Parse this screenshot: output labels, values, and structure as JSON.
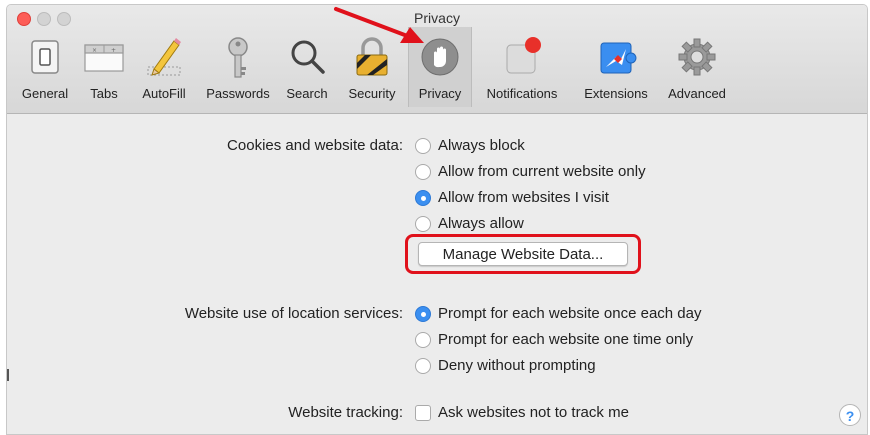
{
  "window": {
    "title": "Privacy"
  },
  "toolbar": {
    "items": [
      {
        "label": "General",
        "icon": "general-switch-icon"
      },
      {
        "label": "Tabs",
        "icon": "tabs-icon"
      },
      {
        "label": "AutoFill",
        "icon": "pencil-icon"
      },
      {
        "label": "Passwords",
        "icon": "key-icon"
      },
      {
        "label": "Search",
        "icon": "magnifier-icon"
      },
      {
        "label": "Security",
        "icon": "lock-icon"
      },
      {
        "label": "Privacy",
        "icon": "hand-icon",
        "selected": true
      },
      {
        "label": "Notifications",
        "icon": "notification-badge-icon"
      },
      {
        "label": "Extensions",
        "icon": "puzzle-icon"
      },
      {
        "label": "Advanced",
        "icon": "gear-icon"
      }
    ]
  },
  "cookies": {
    "label": "Cookies and website data:",
    "options": [
      {
        "label": "Always block",
        "selected": false
      },
      {
        "label": "Allow from current website only",
        "selected": false
      },
      {
        "label": "Allow from websites I visit",
        "selected": true
      },
      {
        "label": "Always allow",
        "selected": false
      }
    ],
    "manage_button": "Manage Website Data..."
  },
  "location": {
    "label": "Website use of location services:",
    "options": [
      {
        "label": "Prompt for each website once each day",
        "selected": true
      },
      {
        "label": "Prompt for each website one time only",
        "selected": false
      },
      {
        "label": "Deny without prompting",
        "selected": false
      }
    ]
  },
  "tracking": {
    "label": "Website tracking:",
    "checkbox_label": "Ask websites not to track me",
    "checked": false
  },
  "help": {
    "label": "?"
  },
  "colors": {
    "accent": "#3b8ff0",
    "highlight": "#e0111b",
    "close": "#fd5d57"
  }
}
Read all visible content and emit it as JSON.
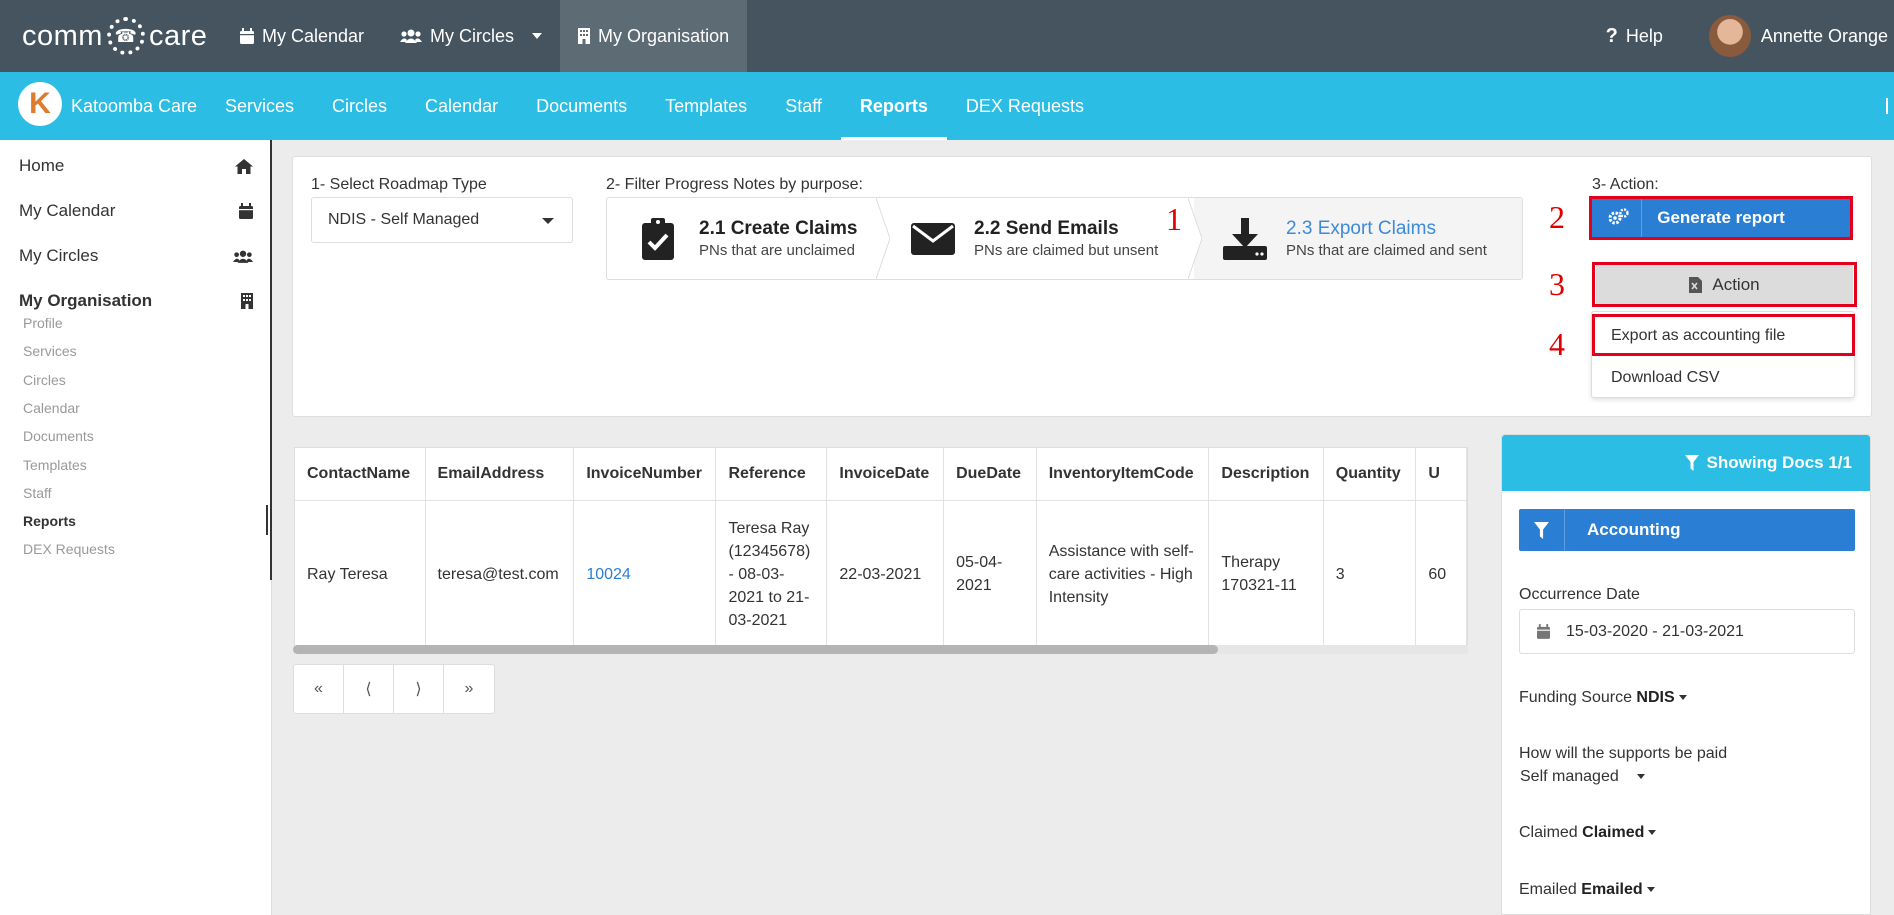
{
  "app": {
    "logo_left": "comm",
    "logo_right": "care"
  },
  "topnav": {
    "items": [
      {
        "label": "My Calendar",
        "icon": "calendar-icon"
      },
      {
        "label": "My Circles",
        "icon": "users-icon"
      },
      {
        "label": "My Organisation",
        "icon": "building-icon",
        "active": true
      }
    ],
    "help": "Help",
    "user": "Annette Orange"
  },
  "subnav": {
    "org_initial": "K",
    "org_name": "Katoomba Care",
    "items": [
      "Services",
      "Circles",
      "Calendar",
      "Documents",
      "Templates",
      "Staff",
      "Reports",
      "DEX Requests"
    ],
    "active": "Reports"
  },
  "sidebar": {
    "main": [
      {
        "label": "Home",
        "icon": "home-icon"
      },
      {
        "label": "My Calendar",
        "icon": "calendar-icon"
      },
      {
        "label": "My Circles",
        "icon": "users-icon"
      },
      {
        "label": "My Organisation",
        "icon": "building-icon"
      }
    ],
    "sub": [
      "Profile",
      "Services",
      "Circles",
      "Calendar",
      "Documents",
      "Templates",
      "Staff",
      "Reports",
      "DEX Requests"
    ],
    "active_sub": "Reports"
  },
  "roadmap": {
    "label": "1- Select Roadmap Type",
    "value": "NDIS - Self Managed"
  },
  "filter": {
    "label": "2- Filter Progress Notes by purpose:",
    "steps": [
      {
        "title": "2.1 Create Claims",
        "sub": "PNs that are unclaimed",
        "icon": "clipboard-check-icon"
      },
      {
        "title": "2.2 Send Emails",
        "sub": "PNs are claimed but unsent",
        "icon": "envelope-icon"
      },
      {
        "title": "2.3 Export Claims",
        "sub": "PNs that are claimed and sent",
        "icon": "download-icon",
        "active": true
      }
    ]
  },
  "action": {
    "label": "3- Action:",
    "generate": "Generate report",
    "action": "Action",
    "menu": [
      "Export as accounting file",
      "Download CSV"
    ]
  },
  "annotations": [
    "1",
    "2",
    "3",
    "4"
  ],
  "table": {
    "columns": [
      "ContactName",
      "EmailAddress",
      "InvoiceNumber",
      "Reference",
      "InvoiceDate",
      "DueDate",
      "InventoryItemCode",
      "Description",
      "Quantity",
      "U"
    ],
    "rows": [
      [
        "Ray Teresa",
        "teresa@test.com",
        "10024",
        "Teresa Ray (12345678) - 08-03-2021 to 21-03-2021",
        "22-03-2021",
        "05-04-2021",
        "Assistance with self-care activities - High Intensity",
        "Therapy 170321-11",
        "3",
        "60"
      ]
    ],
    "pager": [
      "«",
      "⟨",
      "⟩",
      "»"
    ]
  },
  "filters_panel": {
    "header": "Showing Docs 1/1",
    "button": "Accounting",
    "occurrence_label": "Occurrence Date",
    "occurrence_value": "15-03-2020 - 21-03-2021",
    "funding_label": "Funding Source",
    "funding_value": "NDIS",
    "paid_label": "How will the supports be paid",
    "paid_value": "Self managed",
    "claimed_label": "Claimed",
    "claimed_value": "Claimed",
    "emailed_label": "Emailed",
    "emailed_value": "Emailed"
  },
  "colors": {
    "topbar": "#45545f",
    "subbar": "#2bbde4",
    "primary": "#2a7fd4",
    "annotation": "#e3001b"
  }
}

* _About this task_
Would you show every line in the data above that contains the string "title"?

* _Exercise output_
    "title": "Privacy"
        "title": "2.1 Create Claims",
        "title": "2.2 Send Emails",
        "title": "2.3 Export Claims",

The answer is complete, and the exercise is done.